FULL ARTICLE: It was hard for the leading candidates to acknowledge any serious blemishes in the current economic scene. That was left to others -- most notably former Arkansas governor Mike Huckabee, a populist preacher who has been gaining traction among religious conservatives and disaffected working people. He admonished his colleagues that people "hear Republicans on this stage talk about how great the economy is, and frankly when they hear that, they're going to probably reach for the dial."
He went on to say that "the people who handle the bags and make the beds at our hotels and serve the food, many of them are having to work two jobs" and still cannot afford college costs for their kids or health insurance for themselves.

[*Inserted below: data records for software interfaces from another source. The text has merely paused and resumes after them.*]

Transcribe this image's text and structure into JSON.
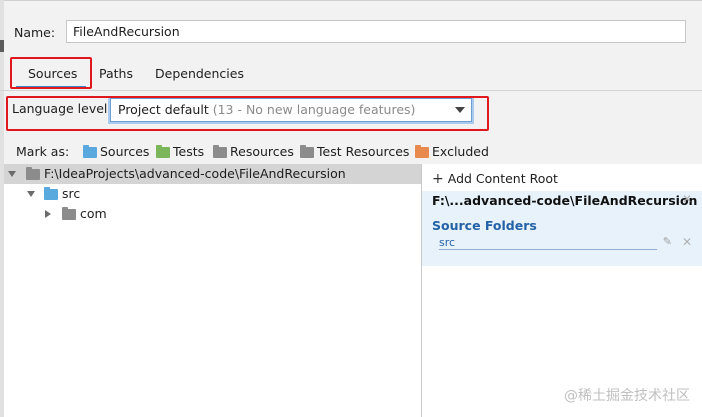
{
  "name_label": "Name:",
  "name_value": "FileAndRecursion",
  "tabs": [
    {
      "label": "Sources"
    },
    {
      "label": "Paths"
    },
    {
      "label": "Dependencies"
    }
  ],
  "language_level": {
    "label": "Language level:",
    "value": "Project default",
    "hint": "(13 - No new language features)"
  },
  "mark_as": {
    "label": "Mark as:",
    "items": [
      {
        "label": "Sources",
        "color": "#5aa9de"
      },
      {
        "label": "Tests",
        "color": "#7cb65a"
      },
      {
        "label": "Resources",
        "color": "#8c8c8c"
      },
      {
        "label": "Test Resources",
        "color": "#8c8c8c"
      },
      {
        "label": "Excluded",
        "color": "#e88a4d"
      }
    ]
  },
  "tree": {
    "root": "F:\\IdeaProjects\\advanced-code\\FileAndRecursion",
    "src": "src",
    "com": "com"
  },
  "right": {
    "add_content_root": "Add Content Root",
    "root_path": "F:\\...advanced-code\\FileAndRecursion",
    "source_folders_heading": "Source Folders",
    "source_folder_item": "src"
  },
  "watermark": "@稀土掘金技术社区",
  "colors": {
    "accent": "#4083c9",
    "annotation_red": "#e0171c",
    "selection": "#d4d4d4",
    "root_panel": "#e8f2fb",
    "source_folder_text": "#2462a8"
  },
  "icons": [
    "folder-icon",
    "plus-icon",
    "close-icon",
    "edit-icon",
    "chevron-down-icon",
    "expand-arrow-icon"
  ]
}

While the leading candidates preached the virtues of free trade, Huckabee said that Republicans have to address the dislocations caused by imports or "we're going to get our britches beat next year."
When the topic turned to unions, it was Huckabee who suggested that they are likely to grow in size and influence because the gap between top executives' and workers' pay will "create a huge appetite" for protection of wages.

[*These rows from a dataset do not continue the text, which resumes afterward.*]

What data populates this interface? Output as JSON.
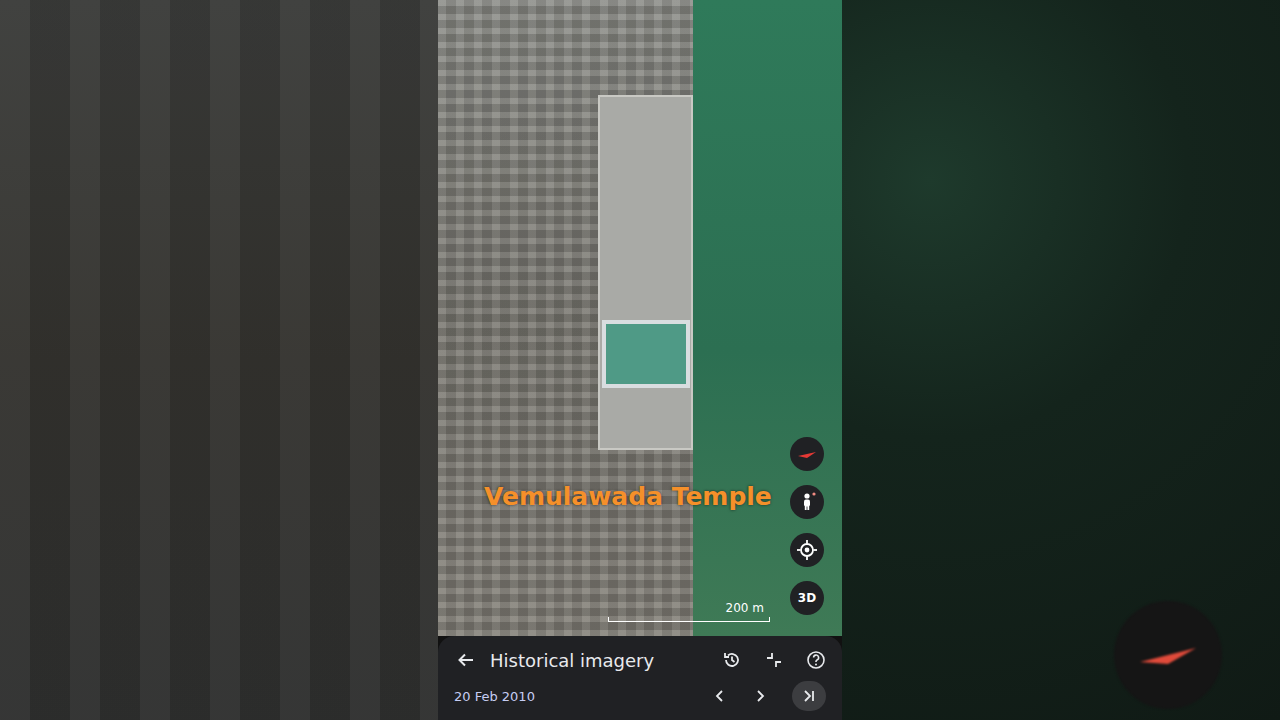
{
  "map": {
    "label": "Vemulawada Temple",
    "scale": "200 m",
    "controls": [
      {
        "kind": "compass"
      },
      {
        "kind": "pegman"
      },
      {
        "kind": "locate"
      },
      {
        "kind": "text",
        "label": "3D"
      }
    ]
  },
  "panel": {
    "title": "Historical imagery",
    "date": "20 Feb 2010"
  }
}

And when confronted with the question of Bush's veto of the children's health insurance bill, a veto that was supported by all the leading candidates, Huckabee demurred. After squirming a bit, he finally said, "I'm not absolutely certain that that's going to be the right way. . . . The political loss of that is going to be enormous."

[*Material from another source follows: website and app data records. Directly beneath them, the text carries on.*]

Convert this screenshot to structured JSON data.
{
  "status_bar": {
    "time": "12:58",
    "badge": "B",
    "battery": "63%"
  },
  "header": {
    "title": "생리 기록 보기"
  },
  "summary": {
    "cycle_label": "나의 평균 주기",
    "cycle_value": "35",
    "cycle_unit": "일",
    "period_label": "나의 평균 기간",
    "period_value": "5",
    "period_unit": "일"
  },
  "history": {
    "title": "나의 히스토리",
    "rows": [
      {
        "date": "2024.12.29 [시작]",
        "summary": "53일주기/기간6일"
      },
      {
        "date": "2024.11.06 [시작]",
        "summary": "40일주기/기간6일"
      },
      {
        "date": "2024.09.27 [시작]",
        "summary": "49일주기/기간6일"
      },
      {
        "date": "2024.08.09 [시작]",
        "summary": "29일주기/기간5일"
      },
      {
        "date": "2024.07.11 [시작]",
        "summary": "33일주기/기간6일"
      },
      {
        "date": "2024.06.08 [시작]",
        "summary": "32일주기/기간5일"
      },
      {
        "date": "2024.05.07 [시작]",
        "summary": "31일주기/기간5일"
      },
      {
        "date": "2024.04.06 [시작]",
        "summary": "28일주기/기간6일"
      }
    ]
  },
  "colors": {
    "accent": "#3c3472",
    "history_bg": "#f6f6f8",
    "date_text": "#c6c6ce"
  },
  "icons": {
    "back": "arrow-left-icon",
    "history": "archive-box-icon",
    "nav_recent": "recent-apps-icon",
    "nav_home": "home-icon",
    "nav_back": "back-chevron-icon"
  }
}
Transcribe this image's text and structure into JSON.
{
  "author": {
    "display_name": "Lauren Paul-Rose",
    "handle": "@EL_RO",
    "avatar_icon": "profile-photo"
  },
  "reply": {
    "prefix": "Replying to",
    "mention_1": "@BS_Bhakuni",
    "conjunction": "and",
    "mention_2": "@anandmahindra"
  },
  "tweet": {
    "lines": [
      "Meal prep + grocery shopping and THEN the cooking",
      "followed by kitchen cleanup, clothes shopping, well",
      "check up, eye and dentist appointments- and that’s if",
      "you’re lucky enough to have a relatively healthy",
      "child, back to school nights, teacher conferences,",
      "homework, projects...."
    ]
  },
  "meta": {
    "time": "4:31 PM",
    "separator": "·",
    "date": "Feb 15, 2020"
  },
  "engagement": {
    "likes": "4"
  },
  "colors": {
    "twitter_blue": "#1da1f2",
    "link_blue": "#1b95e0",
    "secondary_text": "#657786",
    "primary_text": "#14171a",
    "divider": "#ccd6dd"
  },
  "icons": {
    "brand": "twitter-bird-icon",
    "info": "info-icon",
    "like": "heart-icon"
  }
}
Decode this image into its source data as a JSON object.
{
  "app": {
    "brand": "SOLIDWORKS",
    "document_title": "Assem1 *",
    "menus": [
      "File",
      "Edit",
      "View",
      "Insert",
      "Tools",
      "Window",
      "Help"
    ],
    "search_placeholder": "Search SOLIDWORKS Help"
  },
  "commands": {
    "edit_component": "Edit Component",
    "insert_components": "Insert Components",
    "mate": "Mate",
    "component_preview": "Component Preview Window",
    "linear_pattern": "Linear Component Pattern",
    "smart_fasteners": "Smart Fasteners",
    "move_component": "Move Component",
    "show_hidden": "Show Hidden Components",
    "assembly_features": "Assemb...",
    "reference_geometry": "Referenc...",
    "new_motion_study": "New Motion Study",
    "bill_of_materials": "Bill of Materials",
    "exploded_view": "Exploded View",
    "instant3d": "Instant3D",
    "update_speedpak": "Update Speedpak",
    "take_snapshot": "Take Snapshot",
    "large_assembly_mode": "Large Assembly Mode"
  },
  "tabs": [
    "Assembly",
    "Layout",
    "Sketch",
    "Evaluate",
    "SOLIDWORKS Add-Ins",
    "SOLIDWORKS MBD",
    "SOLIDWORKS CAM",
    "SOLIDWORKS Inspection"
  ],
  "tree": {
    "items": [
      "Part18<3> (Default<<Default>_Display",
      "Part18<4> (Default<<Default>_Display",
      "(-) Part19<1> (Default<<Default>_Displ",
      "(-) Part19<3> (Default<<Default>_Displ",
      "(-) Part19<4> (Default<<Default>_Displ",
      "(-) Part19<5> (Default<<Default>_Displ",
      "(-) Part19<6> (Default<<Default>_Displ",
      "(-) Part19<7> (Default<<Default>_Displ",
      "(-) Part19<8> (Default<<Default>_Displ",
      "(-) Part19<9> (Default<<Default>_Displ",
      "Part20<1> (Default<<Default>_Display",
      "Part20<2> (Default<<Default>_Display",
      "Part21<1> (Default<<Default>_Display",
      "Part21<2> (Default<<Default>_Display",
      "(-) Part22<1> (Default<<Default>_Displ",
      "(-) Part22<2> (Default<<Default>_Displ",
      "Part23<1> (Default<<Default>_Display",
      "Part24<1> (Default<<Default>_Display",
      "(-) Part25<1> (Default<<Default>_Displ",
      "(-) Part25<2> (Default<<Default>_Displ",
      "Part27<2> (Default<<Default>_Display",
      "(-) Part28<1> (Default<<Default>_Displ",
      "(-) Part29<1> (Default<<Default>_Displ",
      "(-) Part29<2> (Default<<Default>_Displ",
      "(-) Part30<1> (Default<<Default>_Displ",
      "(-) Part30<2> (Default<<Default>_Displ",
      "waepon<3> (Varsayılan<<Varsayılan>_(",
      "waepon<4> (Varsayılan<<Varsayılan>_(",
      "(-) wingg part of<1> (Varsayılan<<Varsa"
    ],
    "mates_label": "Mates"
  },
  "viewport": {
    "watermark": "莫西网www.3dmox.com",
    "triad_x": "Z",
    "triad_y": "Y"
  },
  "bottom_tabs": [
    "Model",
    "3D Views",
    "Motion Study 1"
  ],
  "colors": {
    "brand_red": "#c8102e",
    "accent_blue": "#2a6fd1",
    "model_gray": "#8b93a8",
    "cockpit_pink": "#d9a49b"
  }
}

That kind of candor -- and understanding -- would be welcome among others in the field.
October 11, 2007
Posted by Brett Harris at 10:49 AM